This is in response to the article titled, “UVic Scholar says restoring Indigenous place names promotes reconciliation” in the June 10 Peninsula News Review.
Restoring Indigenous place names promotes reconciliation? Really?
So the thought is that by changing the name of a place, that has historically been known to generations, is going to sit well with the current general population? The thought of substituting one for the other as progress seems to miss the simple concept of unity building, inclusivity, and perhaps even reconciliation. If one party is reconciled to the change, does that confirm the process is complete? Or is it complete only in one party’s eyes?
Changing a name does not erase history, any more than removing a statue erases history. It merely succeeds it. The history doesn’t change – history is still history.
Would reconciliation be more readily accepted if both current place names and proffered names share space and recognition in new signage?
The current political forces seem to think that because their view is forced on the population, without any consensus, that the general population will accept the change.
The article ostensibly addressed place names and yet editorial comment (in the penultimate paragraph) appears to stray from that topic.
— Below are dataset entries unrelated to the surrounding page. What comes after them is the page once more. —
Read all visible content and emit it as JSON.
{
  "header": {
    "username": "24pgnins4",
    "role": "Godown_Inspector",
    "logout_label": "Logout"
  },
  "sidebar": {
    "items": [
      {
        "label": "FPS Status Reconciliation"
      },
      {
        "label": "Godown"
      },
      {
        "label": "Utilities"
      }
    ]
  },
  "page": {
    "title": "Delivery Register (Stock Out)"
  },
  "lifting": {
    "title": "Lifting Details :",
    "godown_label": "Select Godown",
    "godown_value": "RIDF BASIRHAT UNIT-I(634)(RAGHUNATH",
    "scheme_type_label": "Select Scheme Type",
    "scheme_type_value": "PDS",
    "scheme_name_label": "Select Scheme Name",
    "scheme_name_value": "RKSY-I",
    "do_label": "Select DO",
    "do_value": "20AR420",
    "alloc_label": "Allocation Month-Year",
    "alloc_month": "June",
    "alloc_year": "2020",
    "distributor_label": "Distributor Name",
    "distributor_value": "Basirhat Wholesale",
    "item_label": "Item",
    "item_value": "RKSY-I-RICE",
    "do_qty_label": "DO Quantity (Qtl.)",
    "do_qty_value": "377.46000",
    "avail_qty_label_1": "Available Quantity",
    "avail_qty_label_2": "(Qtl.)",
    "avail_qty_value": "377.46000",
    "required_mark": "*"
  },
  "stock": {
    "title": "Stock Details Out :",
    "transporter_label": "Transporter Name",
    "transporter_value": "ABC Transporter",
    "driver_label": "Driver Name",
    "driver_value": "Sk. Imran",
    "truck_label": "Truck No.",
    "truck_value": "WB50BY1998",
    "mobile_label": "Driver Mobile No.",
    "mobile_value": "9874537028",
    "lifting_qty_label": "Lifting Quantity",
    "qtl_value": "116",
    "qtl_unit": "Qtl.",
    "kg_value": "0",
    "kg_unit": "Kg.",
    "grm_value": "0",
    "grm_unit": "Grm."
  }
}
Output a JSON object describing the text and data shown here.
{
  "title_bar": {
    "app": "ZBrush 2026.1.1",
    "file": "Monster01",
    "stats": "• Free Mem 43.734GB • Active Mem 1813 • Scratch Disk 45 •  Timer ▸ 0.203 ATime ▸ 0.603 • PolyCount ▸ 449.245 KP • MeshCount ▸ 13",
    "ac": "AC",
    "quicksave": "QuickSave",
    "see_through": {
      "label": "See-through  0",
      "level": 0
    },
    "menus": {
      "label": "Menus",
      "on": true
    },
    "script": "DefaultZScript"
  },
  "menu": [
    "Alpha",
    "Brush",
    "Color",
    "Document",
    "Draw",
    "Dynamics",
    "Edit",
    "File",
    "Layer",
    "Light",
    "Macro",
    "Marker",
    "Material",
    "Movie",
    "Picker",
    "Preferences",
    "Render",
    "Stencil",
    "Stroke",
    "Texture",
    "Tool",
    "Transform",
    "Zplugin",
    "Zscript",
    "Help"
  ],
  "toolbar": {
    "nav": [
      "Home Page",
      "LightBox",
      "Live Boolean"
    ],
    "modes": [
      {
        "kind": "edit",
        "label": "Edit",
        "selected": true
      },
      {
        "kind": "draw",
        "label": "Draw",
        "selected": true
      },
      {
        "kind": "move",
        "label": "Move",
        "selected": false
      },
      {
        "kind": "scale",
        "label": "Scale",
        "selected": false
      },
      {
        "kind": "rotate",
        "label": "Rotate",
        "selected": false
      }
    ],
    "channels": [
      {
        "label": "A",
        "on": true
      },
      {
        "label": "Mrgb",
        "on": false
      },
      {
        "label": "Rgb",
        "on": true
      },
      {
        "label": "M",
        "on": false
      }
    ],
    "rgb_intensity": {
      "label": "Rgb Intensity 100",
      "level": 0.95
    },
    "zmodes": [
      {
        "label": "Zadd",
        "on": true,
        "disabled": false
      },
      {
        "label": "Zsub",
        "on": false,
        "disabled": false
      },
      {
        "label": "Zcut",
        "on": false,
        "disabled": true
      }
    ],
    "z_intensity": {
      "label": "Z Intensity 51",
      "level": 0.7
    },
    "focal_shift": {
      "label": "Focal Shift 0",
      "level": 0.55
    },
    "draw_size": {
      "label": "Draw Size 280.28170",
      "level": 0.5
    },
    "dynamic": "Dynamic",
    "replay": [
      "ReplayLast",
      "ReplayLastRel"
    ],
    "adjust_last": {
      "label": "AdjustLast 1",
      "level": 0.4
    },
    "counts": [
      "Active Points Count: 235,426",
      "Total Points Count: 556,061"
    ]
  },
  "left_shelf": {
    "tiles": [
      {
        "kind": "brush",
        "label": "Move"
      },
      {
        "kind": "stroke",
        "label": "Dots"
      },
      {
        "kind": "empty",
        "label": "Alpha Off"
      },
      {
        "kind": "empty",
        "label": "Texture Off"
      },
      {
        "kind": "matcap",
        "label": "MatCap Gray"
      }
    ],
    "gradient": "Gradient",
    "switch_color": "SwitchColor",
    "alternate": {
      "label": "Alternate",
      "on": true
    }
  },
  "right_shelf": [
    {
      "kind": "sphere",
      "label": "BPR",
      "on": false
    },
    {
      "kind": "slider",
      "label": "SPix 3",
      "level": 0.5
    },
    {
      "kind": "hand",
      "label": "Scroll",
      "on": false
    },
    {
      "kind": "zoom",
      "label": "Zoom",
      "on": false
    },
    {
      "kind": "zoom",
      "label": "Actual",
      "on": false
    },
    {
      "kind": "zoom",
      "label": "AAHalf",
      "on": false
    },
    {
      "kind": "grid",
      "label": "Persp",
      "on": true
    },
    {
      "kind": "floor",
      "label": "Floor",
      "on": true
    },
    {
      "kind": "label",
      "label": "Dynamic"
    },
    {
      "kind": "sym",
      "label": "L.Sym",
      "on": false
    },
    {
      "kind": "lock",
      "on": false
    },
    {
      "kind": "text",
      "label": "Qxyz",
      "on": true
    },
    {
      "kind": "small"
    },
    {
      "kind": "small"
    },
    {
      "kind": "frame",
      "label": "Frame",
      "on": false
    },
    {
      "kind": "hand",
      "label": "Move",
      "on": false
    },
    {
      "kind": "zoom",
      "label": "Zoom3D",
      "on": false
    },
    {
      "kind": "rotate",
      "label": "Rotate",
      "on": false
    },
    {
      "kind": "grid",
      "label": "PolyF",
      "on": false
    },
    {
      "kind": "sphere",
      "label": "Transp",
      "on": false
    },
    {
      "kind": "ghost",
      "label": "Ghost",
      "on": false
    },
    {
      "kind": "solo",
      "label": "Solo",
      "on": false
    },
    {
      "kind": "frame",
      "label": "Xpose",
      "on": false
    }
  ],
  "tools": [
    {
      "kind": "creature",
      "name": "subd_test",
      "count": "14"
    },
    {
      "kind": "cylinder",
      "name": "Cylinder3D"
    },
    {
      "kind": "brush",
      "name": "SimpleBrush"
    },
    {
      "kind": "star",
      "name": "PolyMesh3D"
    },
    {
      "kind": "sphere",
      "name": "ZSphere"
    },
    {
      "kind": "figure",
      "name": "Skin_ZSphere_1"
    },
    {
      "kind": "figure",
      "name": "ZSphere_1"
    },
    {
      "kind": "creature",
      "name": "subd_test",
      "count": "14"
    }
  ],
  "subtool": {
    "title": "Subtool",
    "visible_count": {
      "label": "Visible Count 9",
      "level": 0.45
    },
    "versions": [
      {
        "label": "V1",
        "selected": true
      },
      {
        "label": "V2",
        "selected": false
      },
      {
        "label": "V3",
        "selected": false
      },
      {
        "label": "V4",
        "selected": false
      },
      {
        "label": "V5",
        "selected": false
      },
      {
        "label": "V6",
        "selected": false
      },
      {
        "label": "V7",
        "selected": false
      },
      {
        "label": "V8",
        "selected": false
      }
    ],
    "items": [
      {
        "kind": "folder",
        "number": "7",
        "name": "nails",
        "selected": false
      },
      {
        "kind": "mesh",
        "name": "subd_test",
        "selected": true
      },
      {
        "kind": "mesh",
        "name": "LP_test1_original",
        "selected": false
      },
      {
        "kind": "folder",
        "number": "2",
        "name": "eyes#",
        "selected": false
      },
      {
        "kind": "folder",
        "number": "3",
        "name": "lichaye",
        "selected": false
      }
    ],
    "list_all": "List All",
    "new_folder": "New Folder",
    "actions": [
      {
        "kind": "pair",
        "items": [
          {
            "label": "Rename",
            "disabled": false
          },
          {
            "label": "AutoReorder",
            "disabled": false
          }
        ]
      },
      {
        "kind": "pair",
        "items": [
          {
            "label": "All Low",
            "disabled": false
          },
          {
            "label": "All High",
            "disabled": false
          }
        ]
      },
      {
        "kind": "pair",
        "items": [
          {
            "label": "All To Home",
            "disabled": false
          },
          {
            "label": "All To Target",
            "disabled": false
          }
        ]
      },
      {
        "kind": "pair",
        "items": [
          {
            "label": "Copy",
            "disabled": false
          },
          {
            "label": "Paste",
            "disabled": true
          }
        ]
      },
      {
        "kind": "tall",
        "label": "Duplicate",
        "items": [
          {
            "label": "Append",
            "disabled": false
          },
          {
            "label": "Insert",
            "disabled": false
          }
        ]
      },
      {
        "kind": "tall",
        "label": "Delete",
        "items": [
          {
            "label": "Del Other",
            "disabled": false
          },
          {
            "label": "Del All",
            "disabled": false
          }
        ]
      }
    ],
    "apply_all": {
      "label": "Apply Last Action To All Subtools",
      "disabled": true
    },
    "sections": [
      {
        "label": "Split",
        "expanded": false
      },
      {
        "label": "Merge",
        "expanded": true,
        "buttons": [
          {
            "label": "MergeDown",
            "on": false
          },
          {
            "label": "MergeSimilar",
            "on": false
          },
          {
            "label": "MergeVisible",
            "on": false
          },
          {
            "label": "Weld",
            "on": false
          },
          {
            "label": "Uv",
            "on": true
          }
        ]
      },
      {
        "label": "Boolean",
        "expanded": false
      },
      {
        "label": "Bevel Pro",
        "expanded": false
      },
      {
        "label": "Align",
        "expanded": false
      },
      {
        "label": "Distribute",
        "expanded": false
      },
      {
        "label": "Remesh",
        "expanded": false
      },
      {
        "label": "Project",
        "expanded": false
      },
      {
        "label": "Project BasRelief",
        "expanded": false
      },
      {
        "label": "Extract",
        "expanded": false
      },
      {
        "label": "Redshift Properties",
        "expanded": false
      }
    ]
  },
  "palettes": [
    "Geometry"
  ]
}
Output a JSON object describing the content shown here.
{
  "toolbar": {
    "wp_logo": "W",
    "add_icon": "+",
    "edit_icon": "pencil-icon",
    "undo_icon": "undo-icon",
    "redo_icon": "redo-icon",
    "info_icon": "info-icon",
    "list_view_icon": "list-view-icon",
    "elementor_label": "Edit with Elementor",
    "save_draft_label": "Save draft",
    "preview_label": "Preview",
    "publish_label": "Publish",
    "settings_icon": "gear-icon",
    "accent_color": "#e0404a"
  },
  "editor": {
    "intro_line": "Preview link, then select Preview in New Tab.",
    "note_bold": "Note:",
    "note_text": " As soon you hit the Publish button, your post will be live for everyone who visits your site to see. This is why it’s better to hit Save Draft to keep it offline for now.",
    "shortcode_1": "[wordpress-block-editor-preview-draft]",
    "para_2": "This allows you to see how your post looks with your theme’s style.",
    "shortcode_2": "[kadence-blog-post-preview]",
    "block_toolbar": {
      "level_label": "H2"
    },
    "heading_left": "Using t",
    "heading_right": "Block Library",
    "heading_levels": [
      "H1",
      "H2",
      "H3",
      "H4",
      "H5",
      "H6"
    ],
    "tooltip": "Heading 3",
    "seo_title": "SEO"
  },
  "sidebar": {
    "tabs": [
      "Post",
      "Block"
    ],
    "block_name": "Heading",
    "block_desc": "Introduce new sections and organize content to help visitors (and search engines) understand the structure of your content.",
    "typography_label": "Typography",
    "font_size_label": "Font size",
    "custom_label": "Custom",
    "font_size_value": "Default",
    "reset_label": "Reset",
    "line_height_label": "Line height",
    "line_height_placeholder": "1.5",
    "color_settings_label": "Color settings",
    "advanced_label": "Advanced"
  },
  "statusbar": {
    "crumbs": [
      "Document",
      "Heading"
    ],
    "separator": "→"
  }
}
Focus on the issue at hand.
Until now, I thought reconciliation included more than a single point of view. That seems to be missing in some measure.